▶ _EXERCISE DESCRIPTION_
Below are entries to examine: work out how many lines contain the word "Advanced", and give only that number.

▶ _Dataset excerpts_
━━━━━━━━━━

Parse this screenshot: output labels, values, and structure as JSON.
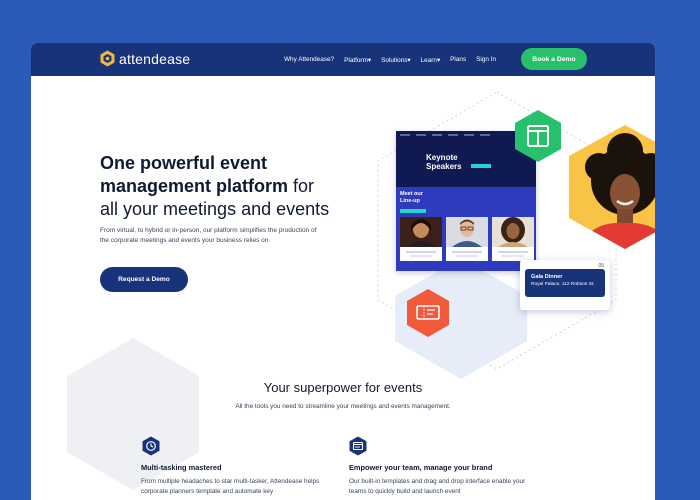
{
  "colors": {
    "background": "#2c5ab8",
    "navbar": "#17337a",
    "accent_green": "#27c16b",
    "accent_orange": "#f15a3b",
    "accent_yellow": "#f9c446",
    "primary": "#17337a"
  },
  "brand": {
    "name": "attendease",
    "logo_icon": "hexagon-logo-icon"
  },
  "nav": {
    "links": [
      "Why Attendease?",
      "Platform▾",
      "Solutions▾",
      "Learn▾",
      "Plans",
      "Sign In"
    ],
    "cta": "Book a Demo"
  },
  "hero": {
    "title_bold_1": "One powerful event",
    "title_bold_2": "management platform",
    "title_light_1": " for",
    "title_light_2": "all your meetings and events",
    "subtitle": "From virtual, to hybrid or in-person, our platform simplifies the production of the corporate meetings and events your business relies on.",
    "cta": "Request a Demo"
  },
  "mockup": {
    "keynote_title": "Keynote Speakers",
    "lineup_title": "Meet our Line-up",
    "layout_icon": "layout-icon",
    "ticket_icon": "ticket-icon"
  },
  "gala": {
    "date": "05",
    "name": "Gala Dinner",
    "place": "Royal Palace, 112 Robson St."
  },
  "features_section": {
    "title": "Your superpower for events",
    "subtitle": "All the tools you need to streamline your meetings and events management.",
    "items": [
      {
        "icon": "clock-icon",
        "title": "Multi-tasking mastered",
        "desc": "From multiple headaches to star multi-tasker, Attendease helps corporate planners template and automate key"
      },
      {
        "icon": "browser-icon",
        "title": "Empower your team, manage your brand",
        "desc": "Our built-in templates and drag and drop interface enable your teams to quickly build and launch event"
      }
    ]
  }
}
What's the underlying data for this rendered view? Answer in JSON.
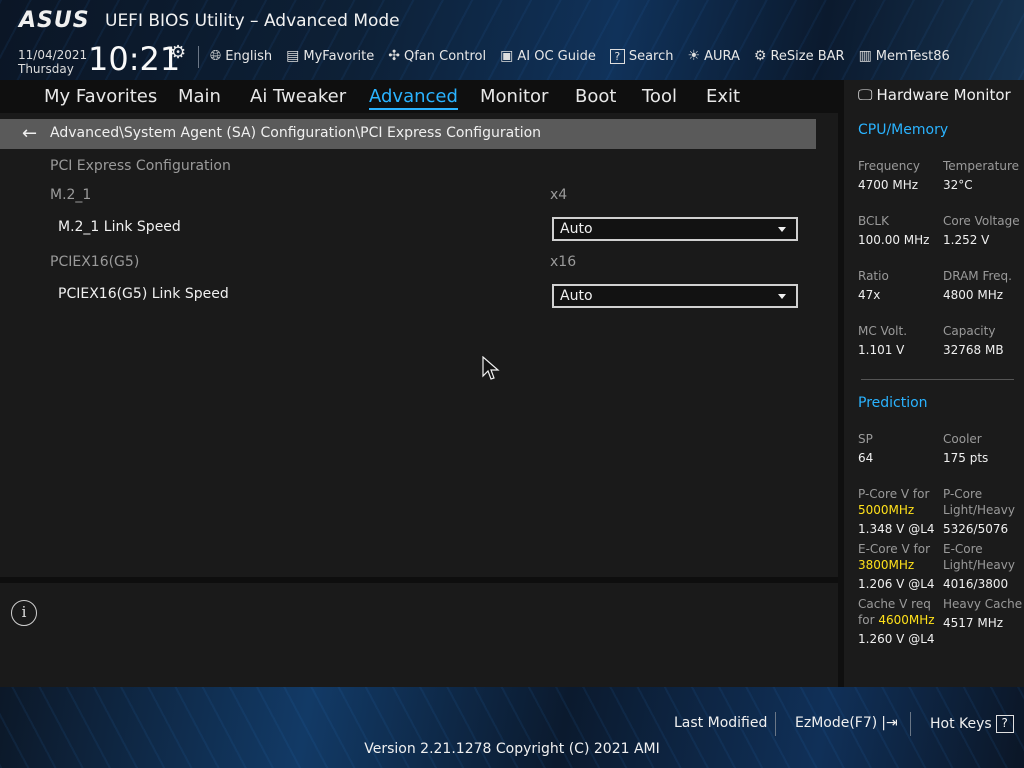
{
  "header": {
    "logo": "ASUS",
    "title": "UEFI BIOS Utility – Advanced Mode",
    "date": "11/04/2021",
    "day": "Thursday",
    "time": "10:21"
  },
  "toolbar": [
    {
      "icon": "globe-icon",
      "label": "English"
    },
    {
      "icon": "favorite-icon",
      "label": "MyFavorite"
    },
    {
      "icon": "fan-icon",
      "label": "Qfan Control"
    },
    {
      "icon": "chip-icon",
      "label": "AI OC Guide"
    },
    {
      "icon": "question-icon",
      "label": "Search"
    },
    {
      "icon": "aura-icon",
      "label": "AURA"
    },
    {
      "icon": "resize-bar-icon",
      "label": "ReSize BAR"
    },
    {
      "icon": "memtest-icon",
      "label": "MemTest86"
    }
  ],
  "menu": {
    "items": [
      "My Favorites",
      "Main",
      "Ai Tweaker",
      "Advanced",
      "Monitor",
      "Boot",
      "Tool",
      "Exit"
    ],
    "active": "Advanced"
  },
  "breadcrumb": "Advanced\\System Agent (SA) Configuration\\PCI Express Configuration",
  "content": {
    "section_title": "PCI Express Configuration",
    "m2_label": "M.2_1",
    "m2_value": "x4",
    "m2_speed_label": "M.2_1 Link Speed",
    "m2_speed_value": "Auto",
    "pcie_label": "PCIEX16(G5)",
    "pcie_value": "x16",
    "pcie_speed_label": "PCIEX16(G5) Link Speed",
    "pcie_speed_value": "Auto"
  },
  "hw_monitor": {
    "title": "Hardware Monitor",
    "cpu_section": "CPU/Memory",
    "frequency_label": "Frequency",
    "frequency": "4700 MHz",
    "temperature_label": "Temperature",
    "temperature": "32°C",
    "bclk_label": "BCLK",
    "bclk": "100.00 MHz",
    "core_voltage_label": "Core Voltage",
    "core_voltage": "1.252 V",
    "ratio_label": "Ratio",
    "ratio": "47x",
    "dram_freq_label": "DRAM Freq.",
    "dram_freq": "4800 MHz",
    "mc_volt_label": "MC Volt.",
    "mc_volt": "1.101 V",
    "capacity_label": "Capacity",
    "capacity": "32768 MB",
    "prediction_section": "Prediction",
    "sp_label": "SP",
    "sp": "64",
    "cooler_label": "Cooler",
    "cooler": "175 pts",
    "pcore_v_label": "P-Core V for",
    "pcore_v_freq": "5000MHz",
    "pcore_v": "1.348 V @L4",
    "pcore_lh_label1": "P-Core",
    "pcore_lh_label2": "Light/Heavy",
    "pcore_lh": "5326/5076",
    "ecore_v_label": "E-Core V for",
    "ecore_v_freq": "3800MHz",
    "ecore_v": "1.206 V @L4",
    "ecore_lh_label1": "E-Core",
    "ecore_lh_label2": "Light/Heavy",
    "ecore_lh": "4016/3800",
    "cache_v_label1": "Cache V req",
    "cache_v_label2": "for",
    "cache_v_freq": "4600MHz",
    "cache_v": "1.260 V @L4",
    "heavy_cache_label": "Heavy Cache",
    "heavy_cache": "4517 MHz"
  },
  "footer": {
    "last_modified": "Last Modified",
    "ezmode": "EzMode(F7)",
    "hotkeys": "Hot Keys",
    "hotkeys_key": "?",
    "version": "Version 2.21.1278 Copyright (C) 2021 AMI"
  },
  "colors": {
    "accent": "#2ab3ff",
    "highlight": "#ffe11a"
  }
}
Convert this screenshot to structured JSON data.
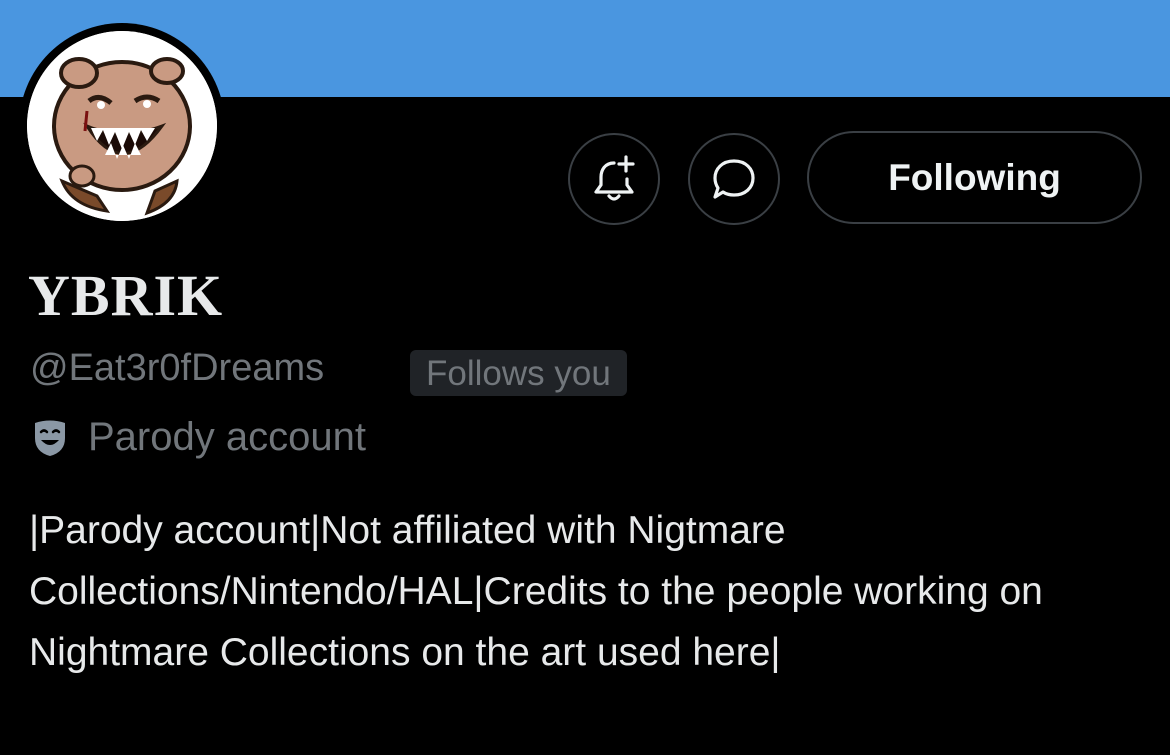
{
  "profile": {
    "display_name": "YBRIK",
    "handle": "@Eat3r0fDreams",
    "follows_you_badge": "Follows you",
    "account_label": "Parody account",
    "bio": "|Parody account|Not affiliated with Nigtmare Collections/Nintendo/HAL|Credits to the people working on Nightmare Collections on the art used here|"
  },
  "actions": {
    "notify_icon": "bell-plus-icon",
    "message_icon": "message-bubble-icon",
    "following_label": "Following"
  },
  "colors": {
    "banner": "#4a96e0",
    "background": "#000000",
    "text_primary": "#e7e9ea",
    "text_secondary": "#71767b",
    "badge_background": "#202327",
    "button_border": "#3a3f44"
  },
  "icons": {
    "parody": "theater-mask-icon"
  }
}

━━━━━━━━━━

▶ _YOUR RESPONSE_
4